Work instruction:
Pictures do not belong in the copy; retype the records below exactly.

Data for review:
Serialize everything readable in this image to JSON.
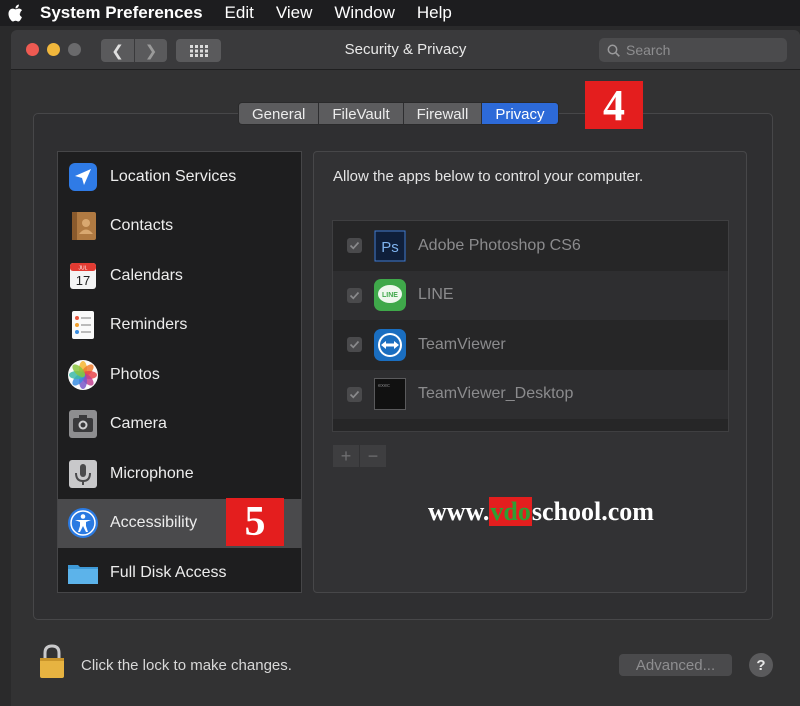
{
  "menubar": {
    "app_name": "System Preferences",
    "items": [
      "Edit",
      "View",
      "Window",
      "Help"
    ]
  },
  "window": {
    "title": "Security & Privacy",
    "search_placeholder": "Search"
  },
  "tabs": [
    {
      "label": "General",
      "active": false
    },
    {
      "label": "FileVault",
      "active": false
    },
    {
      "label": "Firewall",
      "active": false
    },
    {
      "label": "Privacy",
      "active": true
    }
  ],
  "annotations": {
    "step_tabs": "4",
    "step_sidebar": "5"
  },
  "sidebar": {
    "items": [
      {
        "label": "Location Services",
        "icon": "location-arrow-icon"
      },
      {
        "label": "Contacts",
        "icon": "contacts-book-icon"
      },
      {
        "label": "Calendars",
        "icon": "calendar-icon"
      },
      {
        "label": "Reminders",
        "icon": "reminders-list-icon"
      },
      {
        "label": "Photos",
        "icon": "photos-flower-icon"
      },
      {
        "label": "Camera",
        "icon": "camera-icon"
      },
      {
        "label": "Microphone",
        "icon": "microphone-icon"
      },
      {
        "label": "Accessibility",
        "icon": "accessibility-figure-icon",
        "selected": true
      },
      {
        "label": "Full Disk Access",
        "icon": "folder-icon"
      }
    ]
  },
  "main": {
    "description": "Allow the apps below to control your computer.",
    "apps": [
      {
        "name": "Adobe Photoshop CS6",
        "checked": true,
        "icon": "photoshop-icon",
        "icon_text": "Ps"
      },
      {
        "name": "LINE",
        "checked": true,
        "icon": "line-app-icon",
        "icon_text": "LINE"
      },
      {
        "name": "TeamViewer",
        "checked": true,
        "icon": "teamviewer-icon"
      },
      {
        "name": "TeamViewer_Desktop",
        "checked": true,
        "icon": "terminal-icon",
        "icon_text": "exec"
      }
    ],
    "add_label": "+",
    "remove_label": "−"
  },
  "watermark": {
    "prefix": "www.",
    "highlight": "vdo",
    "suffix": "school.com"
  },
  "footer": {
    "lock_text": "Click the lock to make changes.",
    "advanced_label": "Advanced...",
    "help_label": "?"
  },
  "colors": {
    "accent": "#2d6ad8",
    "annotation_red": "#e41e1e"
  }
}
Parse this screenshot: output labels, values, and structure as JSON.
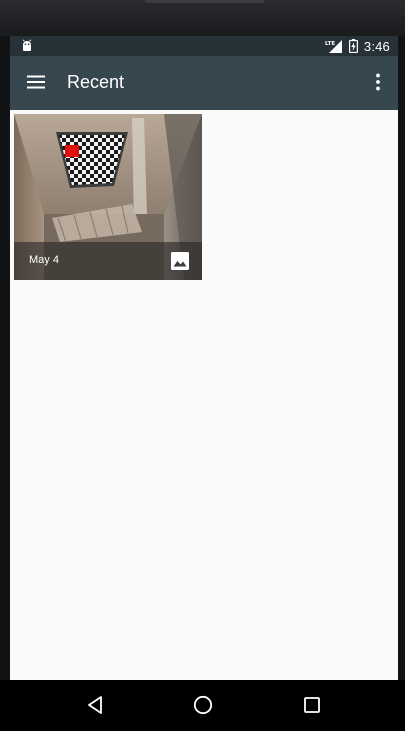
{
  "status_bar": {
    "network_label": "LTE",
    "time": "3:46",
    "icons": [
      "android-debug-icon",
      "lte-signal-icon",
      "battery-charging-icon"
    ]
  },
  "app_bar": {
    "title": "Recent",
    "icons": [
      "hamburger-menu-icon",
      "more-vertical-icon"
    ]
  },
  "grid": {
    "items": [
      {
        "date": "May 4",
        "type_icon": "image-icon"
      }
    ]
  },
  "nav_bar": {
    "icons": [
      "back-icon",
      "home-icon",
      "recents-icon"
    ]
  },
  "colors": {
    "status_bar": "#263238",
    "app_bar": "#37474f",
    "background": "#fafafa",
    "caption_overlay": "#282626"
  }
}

Output for this exercise:
Serialize everything readable in this image to JSON.
{
  "menubar": {
    "app_name": "System Preferences",
    "items": [
      "Edit",
      "View",
      "Window",
      "Help"
    ]
  },
  "window": {
    "title": "Security & Privacy",
    "search_placeholder": "Search"
  },
  "tabs": [
    {
      "label": "General",
      "active": false
    },
    {
      "label": "FileVault",
      "active": false
    },
    {
      "label": "Firewall",
      "active": false
    },
    {
      "label": "Privacy",
      "active": true
    }
  ],
  "annotations": {
    "step_tabs": "4",
    "step_sidebar": "5"
  },
  "sidebar": {
    "items": [
      {
        "label": "Location Services",
        "icon": "location-arrow-icon"
      },
      {
        "label": "Contacts",
        "icon": "contacts-book-icon"
      },
      {
        "label": "Calendars",
        "icon": "calendar-icon"
      },
      {
        "label": "Reminders",
        "icon": "reminders-list-icon"
      },
      {
        "label": "Photos",
        "icon": "photos-flower-icon"
      },
      {
        "label": "Camera",
        "icon": "camera-icon"
      },
      {
        "label": "Microphone",
        "icon": "microphone-icon"
      },
      {
        "label": "Accessibility",
        "icon": "accessibility-figure-icon",
        "selected": true
      },
      {
        "label": "Full Disk Access",
        "icon": "folder-icon"
      }
    ]
  },
  "main": {
    "description": "Allow the apps below to control your computer.",
    "apps": [
      {
        "name": "Adobe Photoshop CS6",
        "checked": true,
        "icon": "photoshop-icon",
        "icon_text": "Ps"
      },
      {
        "name": "LINE",
        "checked": true,
        "icon": "line-app-icon",
        "icon_text": "LINE"
      },
      {
        "name": "TeamViewer",
        "checked": true,
        "icon": "teamviewer-icon"
      },
      {
        "name": "TeamViewer_Desktop",
        "checked": true,
        "icon": "terminal-icon",
        "icon_text": "exec"
      }
    ],
    "add_label": "+",
    "remove_label": "−"
  },
  "watermark": {
    "prefix": "www.",
    "highlight": "vdo",
    "suffix": "school.com"
  },
  "footer": {
    "lock_text": "Click the lock to make changes.",
    "advanced_label": "Advanced...",
    "help_label": "?"
  },
  "colors": {
    "accent": "#2d6ad8",
    "annotation_red": "#e41e1e"
  }
}
Parse this screenshot: output labels, values, and structure as JSON.
{
  "status_bar": {
    "network_label": "LTE",
    "time": "3:46",
    "icons": [
      "android-debug-icon",
      "lte-signal-icon",
      "battery-charging-icon"
    ]
  },
  "app_bar": {
    "title": "Recent",
    "icons": [
      "hamburger-menu-icon",
      "more-vertical-icon"
    ]
  },
  "grid": {
    "items": [
      {
        "date": "May 4",
        "type_icon": "image-icon"
      }
    ]
  },
  "nav_bar": {
    "icons": [
      "back-icon",
      "home-icon",
      "recents-icon"
    ]
  },
  "colors": {
    "status_bar": "#263238",
    "app_bar": "#37474f",
    "background": "#fafafa",
    "caption_overlay": "#282626"
  }
}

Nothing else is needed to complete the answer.